By Amy Dupcak


Lucid River Press
August 2016

Reviewed by Christopher X. Shade


James Hurst's 1960 short story, "The Scarlet Ibis," is commonly required reading for high school kids (and was adapted into an opera last year in New York City). It's a remarkable story that opens with a garden: "The flower garden was strained with rotting magnolia petals and ironweeds grew rank amid the purple phlox." Right away we are drawn into a world we are not familiar with, and what a wondrous world it is. The Southern farm manner of the narrator's language, the imagery he evokes, the flower garden—all of it charms us as we continue to read about a very weak, sickly child, nearly dead at birth, who gets dubbed "Doodle," and about his small family's encounter with a dead bird, which is the scarlet ibis. By the end, we are teary-eyed over a tragic turn and a moving parallel between Doodle and the ibis.

Hurst's story came to mind immediately upon reading the opening story of Amy Dupcak's debut story collection, Dust. Hurst's readers today are of an age Dupcak is implicitly concerned with. Her collection of fourteen stories opens with a garden, too, and her opening story, "The Garden," has some of the Hurst story's wonder, much to Dupcak's credit. Two runaways spend the night in an abandoned barn. Their world is unfamiliar to us, the narrative persona of the young woman is mannered, and the story's full of intriguing symbols. The spirit of a runaway is something that feels in parallel with Hurst as well, in the sense that a runaway is running toward what is different, what is fresh—more precisely, what is next. It is about pitching oneself headlong with urgency at the next experience. For the young man in Hurst's story, it's the feeling he gets at the Old Woman Swamp. For the young woman in Dupcak's story, it's in an abandoned barn. (And instead of pitching oneself headlong, her narrator describes it as being pushed "heart-first into a future that did not allow a lifeboat.") But ultimately, a different story is taking place in Dupcak's "The Garden." The young woman's past preoccupies her, propels her: "He was the one who had freed me from the dirt and dust of my past." 

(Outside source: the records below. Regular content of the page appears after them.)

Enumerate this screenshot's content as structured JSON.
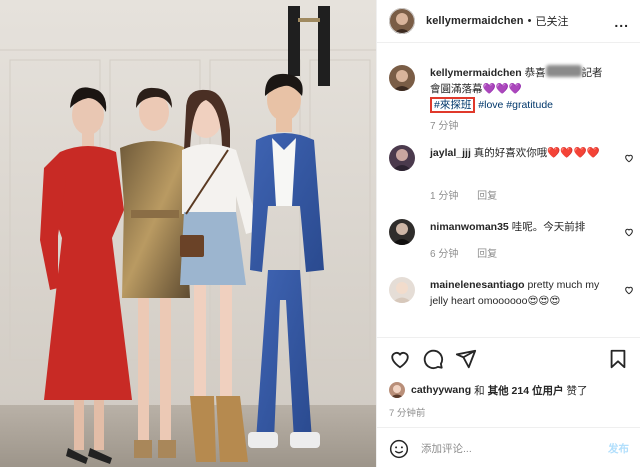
{
  "post": {
    "username": "kellymermaidchen",
    "separator": "•",
    "follow_status": "已关注",
    "more_label": "..."
  },
  "caption": {
    "username": "kellymermaidchen",
    "text_before_blur": "恭喜",
    "text_after_blur": "記者會圓滿落幕",
    "emoji": "💜💜💜",
    "hashtag_highlighted": "#來探班",
    "hashtag_love": "#love",
    "hashtag_gratitude": "#gratitude",
    "time": "7 分钟"
  },
  "comments": [
    {
      "username": "jaylal_jjj",
      "text": "真的好喜欢你哦",
      "hearts": "❤️❤️❤️❤️",
      "time": "1 分钟",
      "reply": "回复"
    },
    {
      "username": "nimanwoman35",
      "text": "哇呢。今天前排",
      "hearts": "",
      "time": "6 分钟",
      "reply": "回复"
    },
    {
      "username": "mainelenesantiago",
      "text": "pretty much my jelly heart omoooooo",
      "hearts": "😍😍😍",
      "time": "",
      "reply": ""
    }
  ],
  "likes": {
    "user": "cathyywang",
    "conj": "和",
    "others": "其他 214 位用户",
    "suffix": "赞了"
  },
  "post_time": "7 分钟前",
  "add_comment": {
    "placeholder": "添加评论...",
    "post_label": "发布"
  },
  "icons": {
    "like": "heart-icon",
    "comment": "comment-icon",
    "share": "share-icon",
    "save": "bookmark-icon",
    "emoji": "smiley-icon",
    "comment_like": "small-heart-icon",
    "more": "more-dots-icon"
  },
  "colors": {
    "highlight_box": "#e0392b",
    "hashtag": "#00376b",
    "meta_text": "#8e8e8e",
    "post_button_disabled": "#b2dffc"
  }
}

Which brings us, right away, to talking about dust. Another reason Hurst's story came to mind as I was reading was Hurst's imagery of dust: ". . . and now if an oriole sings in the elm, its song seems to die up in the leaves, a silvery dust." In both Dupcak and Hurst, dust is connected to memory, the ache that comes with remembering an unfortunate past, and it is a yearning to change direction, because to change what has transpired is not possible.

Dupcak teaches writing to kids and teens, in workshop format, and this access she has to the pangs, turbulence, and drama of adolescence has undeniably fed her talent for creating stories. These stories of youth are richly textured. The protagonists vary in gender, age and circumstance, and are believable, sometimes agonizingly so, because many of these adolescent themes are universal; we remember tender spots of our younger selves.

In the story "In Limbo," a very young girl—a reserved grade-school child, in a Catholic all-girls school, who is teased by other girls and does not yet know what the word "slut" means—is kidnapped by an artist who performs his "art" on her in some very tense scenes. The pacing is perfect, unhurried. The scenes are tense because we fear for this girl's safety, and for her innocence. The story line of this kidnapping is captivating, but what this story powerfully draws out is her home life, her alienation: she is hardly seen by her mother and father, and everyone in her world. She hardly exists.

On the spectrum of adolescent concerns, alienation is one of the brightest flares Dupcak sends up in this collection. In "Ten Days," a young man agrees to watch someone's apartment while she's away, and in the isolation preoccupies himself with imitation relationships with the strange apartment's objects. In the closing story, "Buzz," a young woman named Nina in Bushwick, Brooklyn, hangs out with a music-and-drugs crowd on New Year's Eve, all of whom largely fail to acknowledge her grief. She is at moments overwhelmed by this grief over the loss of Cal, now a year after his death. Though Dupcak occasionally moves the perspective from one character to another, this is Nina's story. And one thing her dust is, in this story, is drugs. She observes another young woman: "She lingered above the white line, inhaling in little spurts: pinching her nose, tossing her head, sniffing, running her fingertip through the ghost of the drug, and wiping it against her teeth." This "ghost" of the dust prompts the narrator's grief again; she remembers sex with Cal, the first time. The dust, the drugs, are overlaid with her grief. Finally, it is a story about Nina coming to terms with the recent years of her wayward youth, the need to grasp that it's time to move on. It's as if dust has collected on her, she has remained suspended in this social scene for too long.

Hurst's story closes with the narrator sheltering his "fallen scarlet ibis from the heresy of rain." Dupcak's stories, too, shelter that which has come to be precious to all of us: the ragged edges around innocence of youth, and what it takes to grow up.